The environmental impacts of the oil and gas industry have led to great scrutiny from environmental organisations and other social justice groups and can lead to significant levels of activism targeting companies. Protests outside headquarters, shareholders meetings, financial institutions funding the projects, and local community meetings have previously been reported.
In May 2023, Greenpeace urged the protection of newly discovered reefs in the Gulf of Mexico. No direct action has been taken by the group yet, but Canadian company TC Energy and Mexico’s Federal Electricity Commission (CFE) are planning to build the 715-km Puerta al Sureste gas pipeline, which will carry gas from Veracruz to Tabasco. Greenpeace has warned that this puts already protected reef ecosystems in “serious danger” while also compromising those that do not yet have protection. The organization have appealed to Mexico’s Agency for Security, Energy and the Environment (ASEA) to halt the project.
However, some activists also take direct action to attempt to stop activities by companies.
In 2019, 12 activists from Greenpeace were arrested after they used ropes to dangle from the Fred Hartman Bridge, blocking the Houston Ship Channel and stopping tanker ship traffic to and from five major oil refineries and chemical and oil export terminals for 18 hours.
[Source: Intelligence Fusion Platform]
Recent years have shown environmental activists becoming more active, and with the use of social media, infractions and the impacts of oil and gas companies can be shared to a wider audience and amplified, in turn damaging the reputation of companies.
Heat map showing activism hot spots [Source: Intelligence Fusion Platform]
Map showcasing protest activity by environmental activists across the world, recorded by Intelligence Fusion. North America has had protests recorded due to specific oil and gas projects like the Line 3 project in Minnesota or the Bayou Bridge Pipeline project in Louisiana, including both direct action activities targeting the construction works, as well as protests at financial institutions funding these projects. [Source: Intelligence Fusion Platform]
Additionally, a lack of timely action by governments in responding to the climate crisis has the potential to lead groups to take more direct action in stopping oil and gas activities. Actors such as Extinction Rebellion and Just Stop Oil have protested in several European countries over the past few years, which included some actions directly blocking oil refinery access from both land and waterways. These types of activities could increase around the Gulf of Mexico, leading to delays and increased operational costs to companies in the region.
Another threat which is increasingly impacting oil and gas company’s reputations in terms of achieving forecast output are strikes and demonstrations by employees. Better social conditions and unfair dismissal are among the reasons for the strikes, but the impact of these can be hugely damaging to operations.
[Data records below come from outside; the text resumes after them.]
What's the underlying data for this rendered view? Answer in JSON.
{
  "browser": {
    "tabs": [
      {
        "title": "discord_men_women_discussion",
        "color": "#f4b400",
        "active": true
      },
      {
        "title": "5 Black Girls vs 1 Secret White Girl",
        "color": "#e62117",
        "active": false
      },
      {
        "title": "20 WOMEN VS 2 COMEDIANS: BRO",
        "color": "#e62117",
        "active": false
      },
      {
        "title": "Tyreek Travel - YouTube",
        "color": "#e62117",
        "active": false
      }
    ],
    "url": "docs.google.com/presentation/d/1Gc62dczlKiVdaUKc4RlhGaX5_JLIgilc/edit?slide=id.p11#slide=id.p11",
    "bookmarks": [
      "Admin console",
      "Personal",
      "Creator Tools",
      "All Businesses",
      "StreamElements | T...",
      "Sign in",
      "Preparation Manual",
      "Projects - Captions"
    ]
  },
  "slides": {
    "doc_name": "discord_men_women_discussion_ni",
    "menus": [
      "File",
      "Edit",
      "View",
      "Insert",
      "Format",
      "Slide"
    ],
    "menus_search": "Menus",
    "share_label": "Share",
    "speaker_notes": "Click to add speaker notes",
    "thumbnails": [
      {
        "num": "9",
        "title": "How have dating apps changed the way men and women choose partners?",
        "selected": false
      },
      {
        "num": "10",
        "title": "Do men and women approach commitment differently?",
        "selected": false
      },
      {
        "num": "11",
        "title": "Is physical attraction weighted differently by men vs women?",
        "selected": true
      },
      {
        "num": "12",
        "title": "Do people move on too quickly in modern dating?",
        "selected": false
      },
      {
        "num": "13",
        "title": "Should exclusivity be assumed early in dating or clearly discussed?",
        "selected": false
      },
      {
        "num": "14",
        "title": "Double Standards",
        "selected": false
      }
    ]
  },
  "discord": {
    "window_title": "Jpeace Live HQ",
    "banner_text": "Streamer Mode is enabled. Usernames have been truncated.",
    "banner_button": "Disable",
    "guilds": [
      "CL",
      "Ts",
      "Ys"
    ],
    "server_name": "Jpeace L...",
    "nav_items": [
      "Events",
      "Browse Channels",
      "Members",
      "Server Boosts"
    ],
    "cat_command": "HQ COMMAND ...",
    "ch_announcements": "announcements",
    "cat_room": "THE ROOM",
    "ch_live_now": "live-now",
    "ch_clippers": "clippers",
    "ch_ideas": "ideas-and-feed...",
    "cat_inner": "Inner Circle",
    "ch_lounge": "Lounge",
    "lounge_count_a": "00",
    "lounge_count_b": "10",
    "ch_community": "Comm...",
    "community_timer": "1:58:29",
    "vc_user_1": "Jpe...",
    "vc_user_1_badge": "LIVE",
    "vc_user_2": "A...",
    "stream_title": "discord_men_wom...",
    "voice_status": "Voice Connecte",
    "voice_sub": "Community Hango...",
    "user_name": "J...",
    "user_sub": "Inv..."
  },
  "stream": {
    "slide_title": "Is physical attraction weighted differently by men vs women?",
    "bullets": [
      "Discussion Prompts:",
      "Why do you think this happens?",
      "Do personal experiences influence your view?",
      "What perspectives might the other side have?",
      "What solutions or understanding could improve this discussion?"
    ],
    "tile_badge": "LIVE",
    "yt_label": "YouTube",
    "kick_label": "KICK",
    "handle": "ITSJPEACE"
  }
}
Below are some examples of recent strikes:
With ever-changing threats, it is important for oil and gas companies to be up-to-date on the current and future challenges they may be facing in order to mitigate those risks. As a threat intelligence solution, Intelligence Fusion provides timely, accurate, geolocated and actionable threat data which allows you to understand the criminal, environmental, political, and social trends in the country or countries you operate in. Our platform is fully customisable in order to meet the needs of the modern operation centre and your business, and we can even build out an entirely bespoke platform for your company thanks to our in-house development team. Through our methodology, we aim to fully understand your operations in order to gather the incidents tailored to your intelligence needs. This allows you to better protect your people, assets and reputation.
If you’re interested in learning more or seeing the platform in action, click here to arrange a demo with a member of our team.